Feel like you’ve just taken a crash course in garage door construction? Great; now it’s time to learn how to lubricate garage doors just like the ones we’ve been explaining to you!

It’s So Noisy in Here

Even if your garage door utilizes a belt, the chances of hearing a racket every time you open or lower the garage door are still pretty high. Most people think that’s normal, but did you know you don’t have to live with the noise?

That’s right; you can take steps to quiet your garage door’s operation, even if it uses a chain! This is what makes lubrication so important. Not only does lubricating your garage door help it to last as long as possible, but it also helps to keep the noise level to a minimum--if, that is, you’re doing it right.

Here are the steps for how to lubricate garage doors, so they’re quiet and last forever!

1. Test, Close, and Unplug

exterior of a garage installed with two country style garage doors

Before you start anything, open and close your garage door a few times and check to see how it’s working. How noisy is it? Does it look like it’s getting stuck in an area?

You can make adjustments now or later to the height and force of the door (doing so will help it live longer), and you can also make a mental note of places on the track that are especially dirty or “sticky.”

You’ll need to work with your garage door in the closed position, so make sure you lower it completely before unplugging it. This might be a good time to make sure you have a secondary source of light in your garage because if your garage door light is the only one, you’ll have a hard time completing this project!

Don’t forget the unplugging part--you don’t want to work on the motor (especially with an electricity-conducting oil) while the power’s connected.

2. Start Cleaning

woman painting a white garage door with black paint

Lubricant won’t stick to dirty parts, so start by cleaning out the tracks. A damp rag should do the trick just fine; the trick is to get all the build-up, dust, and assorted debris that are adding to the friction and causing your opener to work harder than it has to open and shut your garage door.

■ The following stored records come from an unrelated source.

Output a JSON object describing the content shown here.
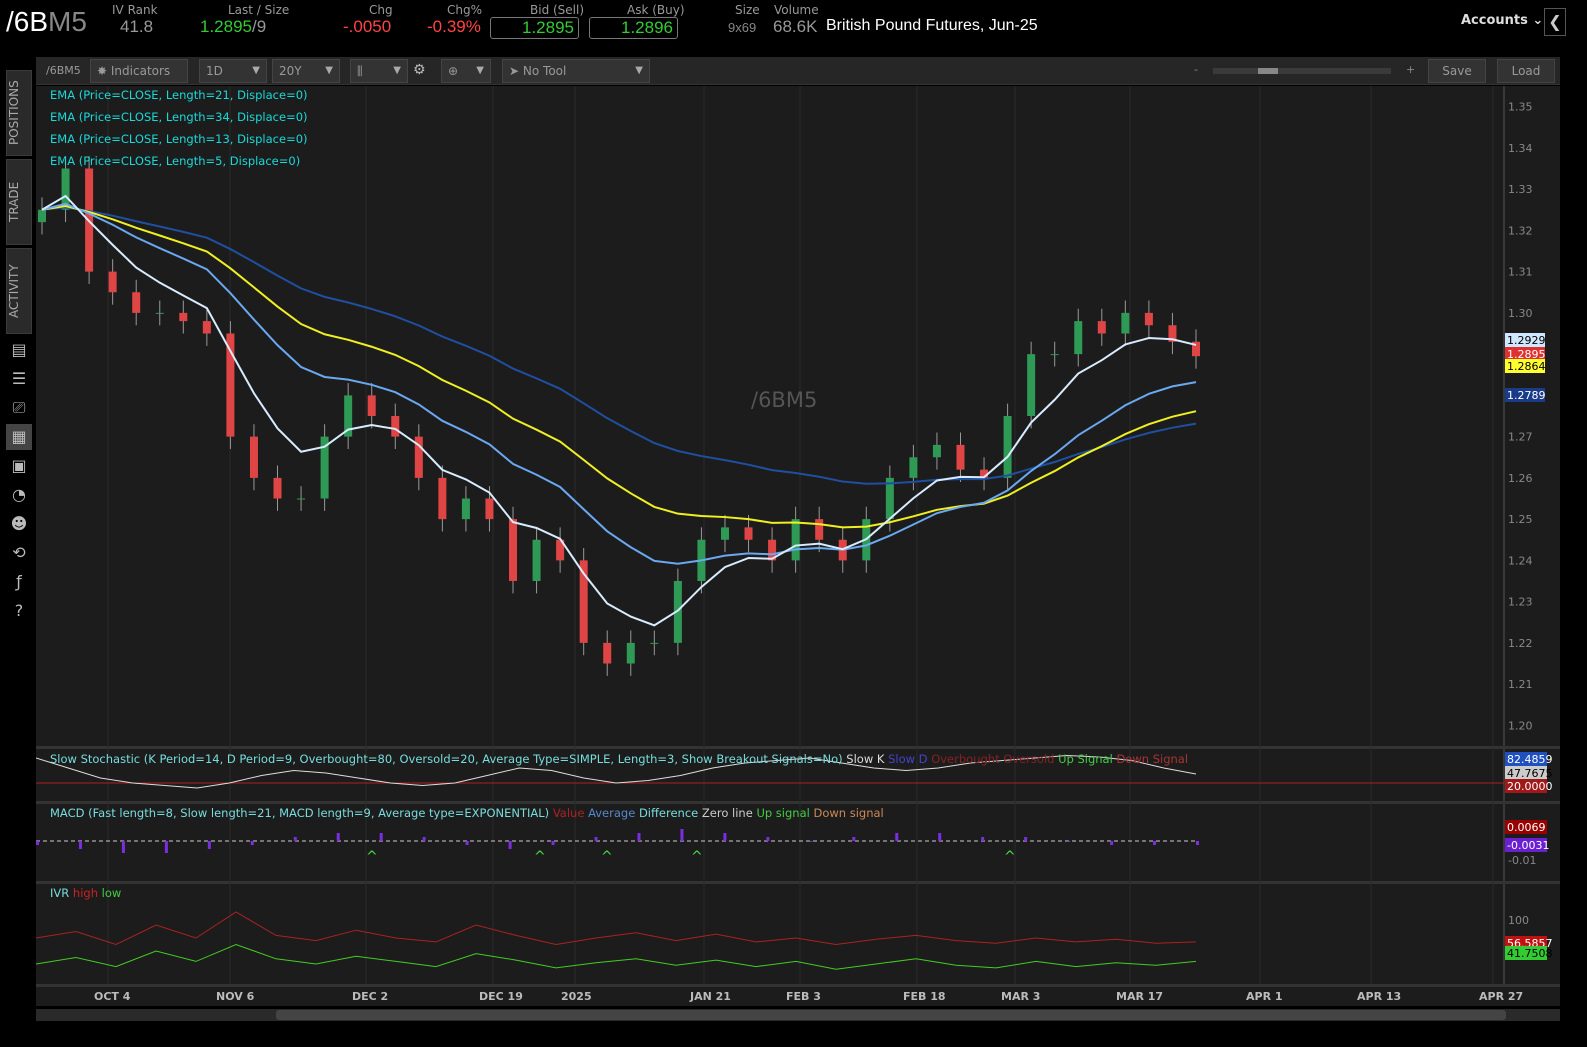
{
  "header": {
    "symbol_a": "/6B",
    "symbol_b": "M5",
    "iv_rank_label": "IV Rank",
    "iv_rank": "41.8",
    "last_label": "Last / Size",
    "last": "1.2895",
    "last_size": "/9",
    "chg_label": "Chg",
    "chg": "-.0050",
    "chgp_label": "Chg%",
    "chgp": "-0.39%",
    "bid_label": "Bid (Sell)",
    "bid": "1.2895",
    "ask_label": "Ask (Buy)",
    "ask": "1.2896",
    "size_label": "Size",
    "size": "9x69",
    "volume_label": "Volume",
    "volume": "68.6K",
    "description": "British Pound Futures, Jun-25",
    "accounts": "Accounts"
  },
  "sidebar": {
    "tabs": [
      "POSITIONS",
      "TRADE",
      "ACTIVITY"
    ],
    "icons": [
      "news-icon",
      "list-icon",
      "tv-icon",
      "chart-icon",
      "grid-icon",
      "gauge-icon",
      "community-icon",
      "history-icon",
      "fx-icon",
      "help-icon"
    ]
  },
  "toolbar": {
    "symbol": "/6BM5",
    "indicators": "Indicators",
    "aggregation": "1D",
    "timeframe": "20Y",
    "drawing_tool": "No Tool",
    "zoom_minus": "-",
    "zoom_plus": "+",
    "save": "Save",
    "load": "Load"
  },
  "studies": {
    "ema": [
      "EMA (Price=CLOSE, Length=21, Displace=0)",
      "EMA (Price=CLOSE, Length=34, Displace=0)",
      "EMA (Price=CLOSE, Length=13, Displace=0)",
      "EMA (Price=CLOSE, Length=5, Displace=0)"
    ],
    "stoch": "Slow Stochastic (K Period=14, D Period=9, Overbought=80, Oversold=20, Average Type=SIMPLE, Length=3, Show Breakout Signals=No)",
    "stoch_legend": [
      "Slow K",
      "Slow D",
      "Overbought",
      "Oversold",
      "Up Signal",
      "Down Signal"
    ],
    "macd": "MACD (Fast length=8, Slow length=21, MACD length=9, Average type=EXPONENTIAL)",
    "macd_legend": [
      "Value",
      "Average",
      "Difference",
      "Zero line",
      "Up signal",
      "Down signal"
    ],
    "ivr": "IVR",
    "ivr_legend": [
      "high",
      "low"
    ]
  },
  "watermark": "/6BM5",
  "price_badges": [
    {
      "v": "1.2929",
      "c": "#cfe8ff",
      "t": "#000"
    },
    {
      "v": "1.2895",
      "c": "#e03030",
      "t": "#fff"
    },
    {
      "v": "1.2864",
      "c": "#ffff30",
      "t": "#000"
    },
    {
      "v": "1.2789",
      "c": "#1a3a8a",
      "t": "#fff"
    }
  ],
  "sub_badges": {
    "stoch": [
      "82.4859",
      "47.7675",
      "20.0000"
    ],
    "macd": [
      "0.0069",
      "-0.0031"
    ],
    "macd_tick": "-0.01",
    "ivr": [
      "56.5857",
      "41.7508"
    ],
    "ivr_tick": "100"
  },
  "chart_data": {
    "type": "candlestick",
    "ylim": [
      1.195,
      1.355
    ],
    "yticks": [
      "1.35",
      "1.34",
      "1.33",
      "1.32",
      "1.31",
      "1.30",
      "1.29",
      "1.28",
      "1.27",
      "1.26",
      "1.25",
      "1.24",
      "1.23",
      "1.22",
      "1.21",
      "1.20"
    ],
    "xticks": [
      "OCT 4",
      "NOV 6",
      "DEC 2",
      "DEC 19",
      "2025",
      "JAN 21",
      "FEB 3",
      "FEB 18",
      "MAR 3",
      "MAR 17",
      "APR 1",
      "APR 13",
      "APR 27"
    ],
    "closes": [
      1.325,
      1.335,
      1.31,
      1.305,
      1.3,
      1.3,
      1.298,
      1.295,
      1.27,
      1.26,
      1.255,
      1.255,
      1.27,
      1.28,
      1.275,
      1.27,
      1.26,
      1.25,
      1.255,
      1.25,
      1.235,
      1.245,
      1.24,
      1.22,
      1.215,
      1.22,
      1.22,
      1.235,
      1.245,
      1.248,
      1.245,
      1.24,
      1.25,
      1.245,
      1.24,
      1.25,
      1.26,
      1.265,
      1.268,
      1.262,
      1.26,
      1.275,
      1.29,
      1.29,
      1.298,
      1.295,
      1.3,
      1.297,
      1.293,
      1.2895
    ],
    "stoch_k": [
      80,
      60,
      40,
      30,
      25,
      20,
      30,
      45,
      55,
      50,
      40,
      30,
      25,
      30,
      45,
      60,
      55,
      40,
      30,
      35,
      45,
      60,
      70,
      75,
      80,
      70,
      60,
      55,
      60,
      70,
      75,
      80,
      85,
      82,
      75,
      60,
      48
    ],
    "macd_hist": [
      -1,
      -2,
      -3,
      -3,
      -2,
      -1,
      1,
      2,
      2,
      1,
      -1,
      -2,
      -1,
      1,
      2,
      3,
      2,
      1,
      0,
      1,
      2,
      2,
      1,
      1,
      0,
      -1,
      -1,
      -1
    ],
    "ivr_high": [
      60,
      65,
      55,
      70,
      60,
      80,
      62,
      58,
      66,
      60,
      57,
      70,
      62,
      55,
      60,
      64,
      58,
      63,
      57,
      60,
      55,
      59,
      62,
      58,
      56,
      60,
      57,
      59,
      56,
      57
    ],
    "ivr_low": [
      40,
      45,
      38,
      50,
      42,
      55,
      44,
      40,
      46,
      42,
      38,
      48,
      43,
      37,
      41,
      44,
      39,
      43,
      38,
      42,
      36,
      40,
      44,
      39,
      37,
      42,
      38,
      41,
      39,
      42
    ]
  }
}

Don’t just wipe the inside; wipe the outside also, since you’re already there and since it won’t take long for that dirt to migrate to the inside. You don’t need to bust out the toothbrush to scrub every speck out, but be thorough and get the whole track, even if it takes a hot minute.

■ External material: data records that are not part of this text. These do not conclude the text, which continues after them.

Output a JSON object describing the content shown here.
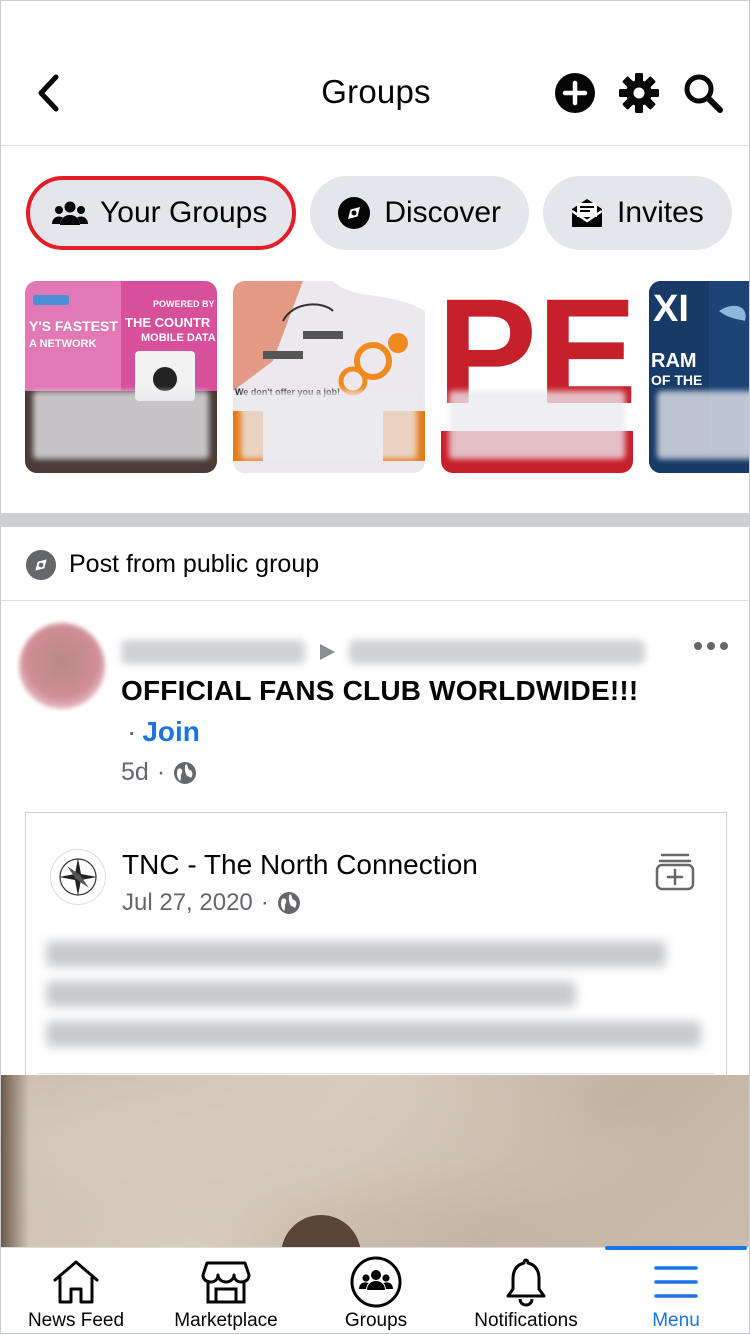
{
  "header": {
    "title": "Groups"
  },
  "pills": [
    {
      "label": "Your Groups",
      "icon": "people-icon"
    },
    {
      "label": "Discover",
      "icon": "compass-icon"
    },
    {
      "label": "Invites",
      "icon": "envelope-icon"
    }
  ],
  "thumbnails": [
    {
      "texts": [
        "Y'S FASTEST",
        "A NETWORK",
        "POWERED BY",
        "THE COUNTR",
        "MOBILE DATA"
      ]
    },
    {
      "texts": [
        "We don't offer you a job!"
      ]
    },
    {
      "texts": [
        "PE"
      ]
    },
    {
      "texts": [
        "XI",
        "RAM",
        "OF THE"
      ]
    }
  ],
  "section": {
    "label": "Post from public group"
  },
  "post": {
    "title": "OFFICIAL FANS CLUB WORLDWIDE!!!",
    "dot": "·",
    "join": "Join",
    "time": "5d",
    "meta_sep": "·"
  },
  "shared": {
    "title": "TNC - The North Connection",
    "date": "Jul 27, 2020",
    "sep": "·"
  },
  "tabs": [
    {
      "label": "News Feed",
      "icon": "home-icon"
    },
    {
      "label": "Marketplace",
      "icon": "store-icon"
    },
    {
      "label": "Groups",
      "icon": "groups-icon"
    },
    {
      "label": "Notifications",
      "icon": "bell-icon"
    },
    {
      "label": "Menu",
      "icon": "hamburger-icon"
    }
  ],
  "colors": {
    "accent": "#1b74e4",
    "highlight": "#e41e26",
    "pill_bg": "#e4e6eb"
  }
}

If you want (and if your tracks haven’t been cleaned in some time) you can use a vacuum to get the dirt out from the tracks. If you live in a part of the world where’s there’s a lot of sand or debris in the area (the desert, for example), this might be especially helpful. A hose extension can also help you reach places you might not be able to get with your rag.

3. Lubricate

photo of a glass garage door

Do not, we repeat, do not use WD-40! WD-40 is not a lubricant and is best used for other purposes; instead, use a silicone-based lubricant or a lithium-based grease, both of which you can purchase online or at a local hardware store.

Ideally, find a grease that is designed for a garage door and comes in aerosol form, as it will be much easier to apply than oil or grease (and it won’t attract new dust or dirty the way oil will). When in doubt, check your garage door opener owner’s manual for a recommendation.

Here’s what you’ll need to lubricate:

  • The hinges (You’ll want to lift your door manually a few times so you can get the spray to every part of the hinge. Don’t overdo it, but do cover the hinges thoroughly.)
  • The rollers (These are the round pieces attached to the hinges that have ball bearings inside of them. It’s the ball bearings that need the lubricant.)
  • The springs and bearing plates
  • The armbar and lock (This will prevent rust, so make sure you spray inside the keyhole.)
  • Top of the rail (not the bottom)

It’s So Easy...

If you now think that lubricating a garage door is a piece of cake, our work here is done! Taking care of your garage door system is easy, and with the right lubricants and a little elbow grease, your door will be (quietly) sliding open and close for years to come.